# Data records for software interfaces
......
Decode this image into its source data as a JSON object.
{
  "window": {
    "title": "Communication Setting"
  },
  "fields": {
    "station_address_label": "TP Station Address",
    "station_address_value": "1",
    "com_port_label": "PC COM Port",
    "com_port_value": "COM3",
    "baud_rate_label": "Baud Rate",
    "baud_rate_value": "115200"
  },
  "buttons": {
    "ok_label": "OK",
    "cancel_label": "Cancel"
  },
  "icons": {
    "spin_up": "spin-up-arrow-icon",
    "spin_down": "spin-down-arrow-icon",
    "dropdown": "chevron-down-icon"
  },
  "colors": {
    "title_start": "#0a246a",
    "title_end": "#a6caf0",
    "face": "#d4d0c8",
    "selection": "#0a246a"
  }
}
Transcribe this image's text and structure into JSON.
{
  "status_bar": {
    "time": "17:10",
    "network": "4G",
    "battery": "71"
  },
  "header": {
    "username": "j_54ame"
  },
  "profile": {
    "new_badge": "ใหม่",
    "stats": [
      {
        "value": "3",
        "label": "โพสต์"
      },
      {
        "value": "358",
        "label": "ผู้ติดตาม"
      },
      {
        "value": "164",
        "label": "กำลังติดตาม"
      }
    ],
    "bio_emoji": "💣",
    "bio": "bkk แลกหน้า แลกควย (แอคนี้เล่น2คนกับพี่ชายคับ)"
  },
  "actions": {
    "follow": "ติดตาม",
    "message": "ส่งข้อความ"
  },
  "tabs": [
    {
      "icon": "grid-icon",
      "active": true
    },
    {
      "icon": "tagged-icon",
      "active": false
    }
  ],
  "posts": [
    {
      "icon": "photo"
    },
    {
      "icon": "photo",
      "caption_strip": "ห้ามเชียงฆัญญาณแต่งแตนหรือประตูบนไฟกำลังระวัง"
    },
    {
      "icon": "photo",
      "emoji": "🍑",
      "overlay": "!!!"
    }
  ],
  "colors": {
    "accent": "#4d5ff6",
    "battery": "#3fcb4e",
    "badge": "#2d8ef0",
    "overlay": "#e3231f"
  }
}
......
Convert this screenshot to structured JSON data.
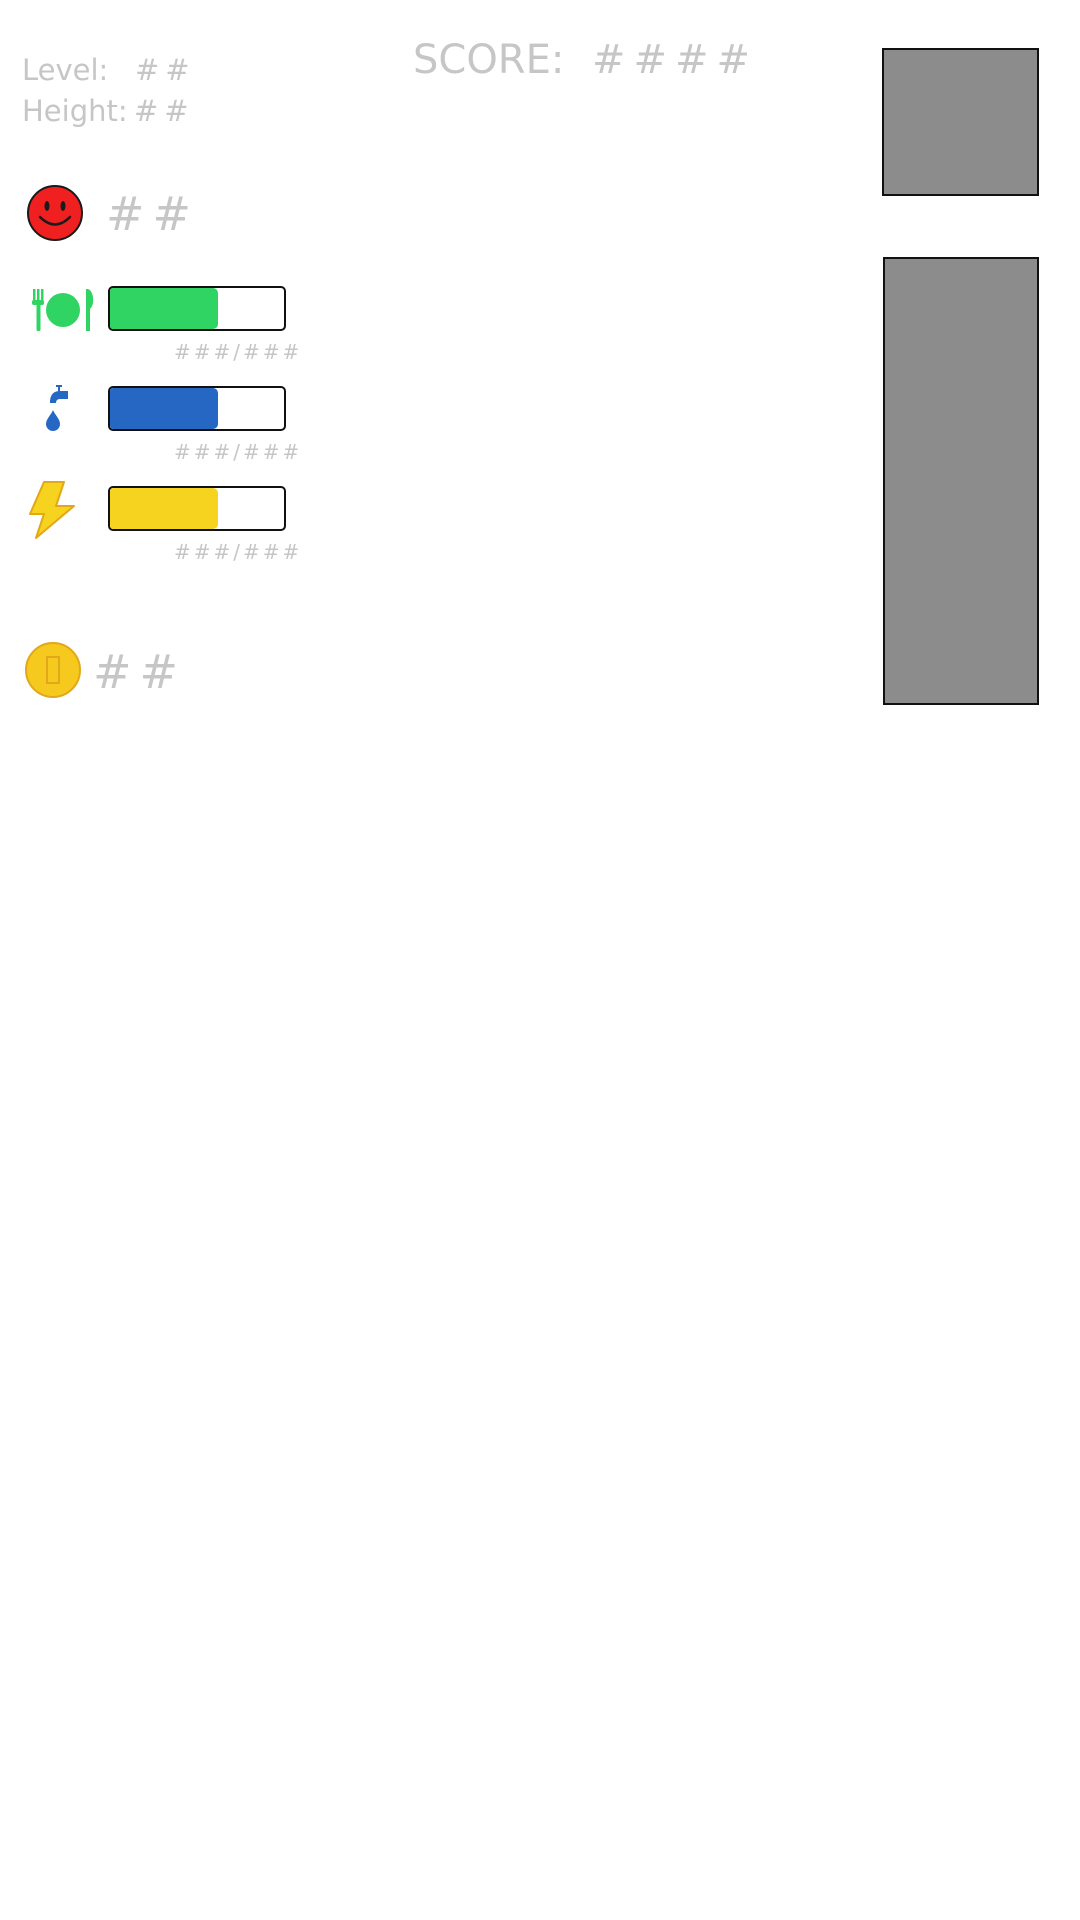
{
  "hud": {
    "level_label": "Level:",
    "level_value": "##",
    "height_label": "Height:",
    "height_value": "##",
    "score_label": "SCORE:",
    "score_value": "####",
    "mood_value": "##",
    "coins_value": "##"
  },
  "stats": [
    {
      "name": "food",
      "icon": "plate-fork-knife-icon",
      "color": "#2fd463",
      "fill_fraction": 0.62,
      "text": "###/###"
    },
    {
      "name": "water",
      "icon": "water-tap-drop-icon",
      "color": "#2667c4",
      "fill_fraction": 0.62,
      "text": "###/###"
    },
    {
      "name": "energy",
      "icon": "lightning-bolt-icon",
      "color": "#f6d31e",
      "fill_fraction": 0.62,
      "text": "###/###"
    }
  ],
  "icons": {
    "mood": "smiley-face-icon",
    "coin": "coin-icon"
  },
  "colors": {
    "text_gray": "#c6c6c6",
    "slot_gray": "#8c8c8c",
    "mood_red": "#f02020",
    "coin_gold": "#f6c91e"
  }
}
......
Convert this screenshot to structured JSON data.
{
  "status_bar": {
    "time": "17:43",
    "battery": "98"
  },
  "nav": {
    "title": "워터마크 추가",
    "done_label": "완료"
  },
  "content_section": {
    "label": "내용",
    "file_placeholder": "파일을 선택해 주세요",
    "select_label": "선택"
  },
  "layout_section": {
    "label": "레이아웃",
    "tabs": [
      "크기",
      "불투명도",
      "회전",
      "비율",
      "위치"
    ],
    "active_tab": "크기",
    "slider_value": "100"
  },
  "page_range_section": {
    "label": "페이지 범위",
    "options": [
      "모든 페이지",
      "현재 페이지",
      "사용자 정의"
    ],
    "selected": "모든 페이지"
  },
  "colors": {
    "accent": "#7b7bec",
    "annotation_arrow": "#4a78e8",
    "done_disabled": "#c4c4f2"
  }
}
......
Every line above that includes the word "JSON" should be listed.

Decode this image into its source data as a JSON object.
Transcribe this image's text and structure into JSON.
Convert this screenshot to structured JSON data.
Convert this screenshot to structured JSON data.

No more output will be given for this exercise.